Research in sociology and social psychology has long shown that once there is no longer an external enemy to focus on, those same violent tendencies and expressions used against the enemy will bloom within a society. Violence will erupt and it will be neighbor against neighbor, family member against family member, clan against clan. The people of Gaza will be shocked, “How could this young man do such a thing to a member of his own people?” He can, and he will, because he has been taught that human life has no value, that his own life has no value, and that killing someone is a first resort. The new enemy will be other Palestinians.
If you think I am wrong, remember how Gazan treated Gazan during the Hamas coup. Remember how attacks against members of Fatah resulted in headlining stories such as “Among yesterday’s dead was a 14-year-old boy and three women, all killed in a Hamas attack on a Fatah security officer’s home.” Remember the words of a Gaza citizen, minutes before he was dragged out into the street and killed,
“They’re firing at us, firing RPGs, firing mortars. We’re not Jews,” the brother of Jamal Abu Jediyan, a Fatah commander, pleaded during a live telephone conversation with a Palestinian radio station.

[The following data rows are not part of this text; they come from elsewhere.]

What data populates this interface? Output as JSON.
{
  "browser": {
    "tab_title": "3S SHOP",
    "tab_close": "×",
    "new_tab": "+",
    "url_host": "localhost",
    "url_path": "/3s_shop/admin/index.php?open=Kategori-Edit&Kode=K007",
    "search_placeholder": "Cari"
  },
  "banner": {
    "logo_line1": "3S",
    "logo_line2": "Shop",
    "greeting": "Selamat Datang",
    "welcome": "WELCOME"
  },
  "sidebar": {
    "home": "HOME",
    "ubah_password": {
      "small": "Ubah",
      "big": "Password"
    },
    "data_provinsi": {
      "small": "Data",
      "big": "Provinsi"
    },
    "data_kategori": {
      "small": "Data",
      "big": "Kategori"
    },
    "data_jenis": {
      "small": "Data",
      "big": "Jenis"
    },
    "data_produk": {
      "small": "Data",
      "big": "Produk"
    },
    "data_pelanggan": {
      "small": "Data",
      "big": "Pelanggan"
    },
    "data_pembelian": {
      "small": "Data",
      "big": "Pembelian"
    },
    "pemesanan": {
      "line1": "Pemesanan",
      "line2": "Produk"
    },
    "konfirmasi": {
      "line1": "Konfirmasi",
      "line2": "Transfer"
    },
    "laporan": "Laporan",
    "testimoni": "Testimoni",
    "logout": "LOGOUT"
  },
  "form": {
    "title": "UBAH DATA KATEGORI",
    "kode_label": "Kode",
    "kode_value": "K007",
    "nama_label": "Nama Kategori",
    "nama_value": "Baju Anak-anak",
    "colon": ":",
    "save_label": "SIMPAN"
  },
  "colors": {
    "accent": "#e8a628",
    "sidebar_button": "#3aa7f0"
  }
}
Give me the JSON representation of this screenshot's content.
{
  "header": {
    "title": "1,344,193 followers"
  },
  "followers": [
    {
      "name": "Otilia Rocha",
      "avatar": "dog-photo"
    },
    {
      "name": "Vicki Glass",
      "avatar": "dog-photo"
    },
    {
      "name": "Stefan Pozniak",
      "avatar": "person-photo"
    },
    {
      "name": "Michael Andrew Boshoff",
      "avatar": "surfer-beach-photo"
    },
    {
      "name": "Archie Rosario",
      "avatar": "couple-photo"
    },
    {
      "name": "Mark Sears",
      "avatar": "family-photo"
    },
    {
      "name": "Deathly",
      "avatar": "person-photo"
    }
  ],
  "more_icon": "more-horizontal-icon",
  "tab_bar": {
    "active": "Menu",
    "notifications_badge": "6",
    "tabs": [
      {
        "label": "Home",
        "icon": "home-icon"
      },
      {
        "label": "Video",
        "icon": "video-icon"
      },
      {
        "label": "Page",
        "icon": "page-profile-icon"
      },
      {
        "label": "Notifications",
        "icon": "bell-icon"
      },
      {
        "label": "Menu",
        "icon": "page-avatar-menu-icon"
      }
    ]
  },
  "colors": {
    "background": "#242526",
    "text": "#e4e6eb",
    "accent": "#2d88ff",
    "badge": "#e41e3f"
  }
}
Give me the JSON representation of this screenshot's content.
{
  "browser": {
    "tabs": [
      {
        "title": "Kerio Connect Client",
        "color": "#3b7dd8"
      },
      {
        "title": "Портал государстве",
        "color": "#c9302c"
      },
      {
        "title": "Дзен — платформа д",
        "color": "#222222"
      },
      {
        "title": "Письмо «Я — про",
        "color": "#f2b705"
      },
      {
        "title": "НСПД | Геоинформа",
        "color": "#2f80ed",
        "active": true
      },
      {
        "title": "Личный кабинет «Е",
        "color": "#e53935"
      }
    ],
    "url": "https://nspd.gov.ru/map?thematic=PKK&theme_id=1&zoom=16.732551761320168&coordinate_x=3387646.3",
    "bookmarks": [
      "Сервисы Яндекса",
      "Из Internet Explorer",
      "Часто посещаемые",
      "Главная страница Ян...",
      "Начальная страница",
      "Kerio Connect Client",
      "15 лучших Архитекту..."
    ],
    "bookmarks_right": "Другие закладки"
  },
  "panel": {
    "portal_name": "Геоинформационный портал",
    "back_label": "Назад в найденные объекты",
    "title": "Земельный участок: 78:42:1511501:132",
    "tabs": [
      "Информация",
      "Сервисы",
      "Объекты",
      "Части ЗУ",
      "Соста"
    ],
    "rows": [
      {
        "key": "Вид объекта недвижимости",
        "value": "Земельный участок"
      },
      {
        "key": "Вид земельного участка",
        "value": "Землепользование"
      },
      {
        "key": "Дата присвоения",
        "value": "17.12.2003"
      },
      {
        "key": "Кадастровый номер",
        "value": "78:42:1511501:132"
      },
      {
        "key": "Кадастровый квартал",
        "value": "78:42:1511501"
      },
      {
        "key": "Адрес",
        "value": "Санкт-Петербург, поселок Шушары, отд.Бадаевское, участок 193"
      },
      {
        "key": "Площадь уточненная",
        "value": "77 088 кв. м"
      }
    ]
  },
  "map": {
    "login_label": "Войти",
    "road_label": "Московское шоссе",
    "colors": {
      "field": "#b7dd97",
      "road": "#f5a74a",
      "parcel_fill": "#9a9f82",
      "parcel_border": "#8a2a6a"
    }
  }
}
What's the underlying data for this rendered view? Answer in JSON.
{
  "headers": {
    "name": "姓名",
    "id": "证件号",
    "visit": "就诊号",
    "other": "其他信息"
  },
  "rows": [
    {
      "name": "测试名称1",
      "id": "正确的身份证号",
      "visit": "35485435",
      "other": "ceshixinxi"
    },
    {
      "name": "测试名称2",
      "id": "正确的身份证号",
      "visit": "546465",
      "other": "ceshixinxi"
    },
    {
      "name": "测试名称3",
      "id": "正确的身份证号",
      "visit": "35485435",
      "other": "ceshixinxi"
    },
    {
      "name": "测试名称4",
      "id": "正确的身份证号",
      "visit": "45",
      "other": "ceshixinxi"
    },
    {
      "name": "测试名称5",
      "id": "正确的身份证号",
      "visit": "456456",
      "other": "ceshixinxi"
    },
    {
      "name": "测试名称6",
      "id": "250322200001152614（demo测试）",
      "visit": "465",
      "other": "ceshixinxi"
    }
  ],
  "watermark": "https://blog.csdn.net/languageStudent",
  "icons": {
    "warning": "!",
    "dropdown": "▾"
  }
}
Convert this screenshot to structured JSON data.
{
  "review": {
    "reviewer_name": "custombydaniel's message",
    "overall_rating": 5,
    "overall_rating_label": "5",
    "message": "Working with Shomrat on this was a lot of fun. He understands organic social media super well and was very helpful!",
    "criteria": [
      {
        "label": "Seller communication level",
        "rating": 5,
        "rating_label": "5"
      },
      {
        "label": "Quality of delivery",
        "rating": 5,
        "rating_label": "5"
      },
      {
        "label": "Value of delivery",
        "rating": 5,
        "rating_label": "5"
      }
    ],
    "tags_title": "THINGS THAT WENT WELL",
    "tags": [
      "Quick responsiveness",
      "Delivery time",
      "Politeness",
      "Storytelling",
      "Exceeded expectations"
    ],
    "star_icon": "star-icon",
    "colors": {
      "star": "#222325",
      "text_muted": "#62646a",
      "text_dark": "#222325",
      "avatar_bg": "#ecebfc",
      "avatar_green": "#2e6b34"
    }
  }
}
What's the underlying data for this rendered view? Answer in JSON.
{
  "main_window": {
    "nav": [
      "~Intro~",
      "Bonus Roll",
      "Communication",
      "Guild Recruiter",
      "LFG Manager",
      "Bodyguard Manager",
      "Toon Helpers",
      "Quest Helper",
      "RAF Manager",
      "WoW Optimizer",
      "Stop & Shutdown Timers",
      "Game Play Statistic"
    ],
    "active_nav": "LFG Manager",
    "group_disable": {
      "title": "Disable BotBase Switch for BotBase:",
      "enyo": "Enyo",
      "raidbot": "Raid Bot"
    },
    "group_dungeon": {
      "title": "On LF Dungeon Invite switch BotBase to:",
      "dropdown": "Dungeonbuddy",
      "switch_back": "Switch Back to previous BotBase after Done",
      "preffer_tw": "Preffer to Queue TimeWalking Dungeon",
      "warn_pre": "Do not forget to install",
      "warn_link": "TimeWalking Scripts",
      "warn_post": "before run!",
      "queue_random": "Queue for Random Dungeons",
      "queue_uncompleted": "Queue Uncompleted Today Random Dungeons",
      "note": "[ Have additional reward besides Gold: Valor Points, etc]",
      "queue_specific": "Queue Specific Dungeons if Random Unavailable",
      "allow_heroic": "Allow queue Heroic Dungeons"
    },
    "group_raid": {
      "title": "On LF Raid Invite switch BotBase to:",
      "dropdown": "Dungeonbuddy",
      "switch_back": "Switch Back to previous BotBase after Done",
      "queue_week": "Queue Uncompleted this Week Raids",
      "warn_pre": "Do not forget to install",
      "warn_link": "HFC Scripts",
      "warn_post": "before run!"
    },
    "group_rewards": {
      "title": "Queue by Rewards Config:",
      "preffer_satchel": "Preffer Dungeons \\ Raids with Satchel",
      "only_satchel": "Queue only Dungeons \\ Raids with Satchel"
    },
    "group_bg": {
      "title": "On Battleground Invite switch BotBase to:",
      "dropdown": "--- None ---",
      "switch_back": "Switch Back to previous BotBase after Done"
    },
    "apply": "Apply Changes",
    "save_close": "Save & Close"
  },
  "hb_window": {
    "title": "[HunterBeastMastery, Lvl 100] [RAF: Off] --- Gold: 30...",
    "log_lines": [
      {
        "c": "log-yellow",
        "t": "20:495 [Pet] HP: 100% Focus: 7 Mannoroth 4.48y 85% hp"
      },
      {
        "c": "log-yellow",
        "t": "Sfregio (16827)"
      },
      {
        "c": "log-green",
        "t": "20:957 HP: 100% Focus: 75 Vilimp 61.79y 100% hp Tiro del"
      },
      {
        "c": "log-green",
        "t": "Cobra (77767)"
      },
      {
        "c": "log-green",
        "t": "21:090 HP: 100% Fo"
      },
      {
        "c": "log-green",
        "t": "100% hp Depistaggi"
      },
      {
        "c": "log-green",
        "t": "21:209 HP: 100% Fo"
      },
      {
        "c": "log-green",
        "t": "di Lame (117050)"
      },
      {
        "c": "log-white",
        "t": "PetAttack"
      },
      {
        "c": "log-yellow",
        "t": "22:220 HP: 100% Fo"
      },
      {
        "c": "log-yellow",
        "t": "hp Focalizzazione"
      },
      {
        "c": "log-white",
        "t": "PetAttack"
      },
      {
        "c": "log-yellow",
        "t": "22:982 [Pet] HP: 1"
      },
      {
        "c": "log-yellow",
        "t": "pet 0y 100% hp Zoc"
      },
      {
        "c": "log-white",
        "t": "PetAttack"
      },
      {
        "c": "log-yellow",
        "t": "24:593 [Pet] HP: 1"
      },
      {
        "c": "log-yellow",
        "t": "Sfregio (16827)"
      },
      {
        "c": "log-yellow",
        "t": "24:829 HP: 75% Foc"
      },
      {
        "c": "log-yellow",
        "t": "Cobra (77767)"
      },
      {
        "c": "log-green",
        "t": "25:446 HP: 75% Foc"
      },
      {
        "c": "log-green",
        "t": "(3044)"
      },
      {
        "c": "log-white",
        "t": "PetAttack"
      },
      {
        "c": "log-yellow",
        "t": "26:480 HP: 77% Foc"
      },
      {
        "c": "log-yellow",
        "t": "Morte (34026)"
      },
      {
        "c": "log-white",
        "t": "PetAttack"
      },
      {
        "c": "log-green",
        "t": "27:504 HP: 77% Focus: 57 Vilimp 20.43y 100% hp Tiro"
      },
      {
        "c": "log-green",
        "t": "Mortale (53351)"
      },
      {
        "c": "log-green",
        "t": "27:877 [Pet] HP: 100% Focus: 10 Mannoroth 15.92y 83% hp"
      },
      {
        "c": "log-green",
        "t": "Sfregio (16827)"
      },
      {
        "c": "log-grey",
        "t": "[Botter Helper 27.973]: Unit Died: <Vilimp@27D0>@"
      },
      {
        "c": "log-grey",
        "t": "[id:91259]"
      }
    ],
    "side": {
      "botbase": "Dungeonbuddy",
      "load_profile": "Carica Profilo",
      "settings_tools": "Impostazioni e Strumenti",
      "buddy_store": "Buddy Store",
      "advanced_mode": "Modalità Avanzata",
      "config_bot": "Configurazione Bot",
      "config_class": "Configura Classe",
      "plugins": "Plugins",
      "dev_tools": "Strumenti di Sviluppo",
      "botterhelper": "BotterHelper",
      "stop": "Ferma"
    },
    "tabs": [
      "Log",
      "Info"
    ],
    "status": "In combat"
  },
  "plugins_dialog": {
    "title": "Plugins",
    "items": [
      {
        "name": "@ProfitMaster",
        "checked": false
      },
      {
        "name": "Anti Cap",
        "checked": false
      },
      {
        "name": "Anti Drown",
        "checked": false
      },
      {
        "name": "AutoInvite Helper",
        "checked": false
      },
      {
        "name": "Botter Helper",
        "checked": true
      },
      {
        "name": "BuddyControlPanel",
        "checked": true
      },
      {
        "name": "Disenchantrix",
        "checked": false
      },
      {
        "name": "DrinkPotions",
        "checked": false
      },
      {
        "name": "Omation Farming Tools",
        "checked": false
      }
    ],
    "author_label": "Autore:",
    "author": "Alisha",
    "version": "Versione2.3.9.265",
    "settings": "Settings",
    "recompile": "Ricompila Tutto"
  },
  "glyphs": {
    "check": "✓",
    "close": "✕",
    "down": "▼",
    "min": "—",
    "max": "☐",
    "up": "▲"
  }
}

Far from being “collateral damage” — that is, women and children killed by accident in the attempt to kill an armed fighter — women and children within Palestinian society can and will become the targets to be murdered by other members of their society. Recall the three little children — Palestinian children, not those “worthy of death” Jewish children -who were gunned down on their way to school as a message to their father:
Balousheh’s three children — 3-year-old Salam, 6-year-old Ahmed and 9-year-old Osama — were in the family car on their way to school when gunmen opened fire from two vehicles. The three were killed along with their driver. Doctors said one of the boys was hit by 10 bullets to the head.
It has already happened and the “real” enemy was still just across the border. It happened despite the fact that whenever a group has an external enemy to focus on they experience far greater social cohesion within their own group, far less violence and crime within their own society. When that external enemy is removed, crime and violence blossom within — this occurs in normal societies where children are not raised on a daily doctrine of violence against others. It occurs when the society does not worship death and destruction and in cultures where they do not pass out candy and flowers in celebration of the murder of a helpless old woman — so imagine for a moment what Palestinian society will look like should they get their wish.
Indeed, whether Israeli society is destroyed or a peace agreement is reached, the perhaps distant day will come when the conflict is at an end and the violence currently directed outward will come home to the people of Gaza. Yes, the situation in Gaza is grim and miserable, indeed, but the future they are creating for themselves is even more so.
Dr. Yael Kaynan is a Senior Lecturer in the Departments of Communication and Psychology at the Interdisciplinary Center, Herzliya and the Communications Department at Ben-Gurion University of the Negev. She blogs at Step By Step: Making a Life in Israel and founded Good Neighbors a group blog with contributors from around the Middle East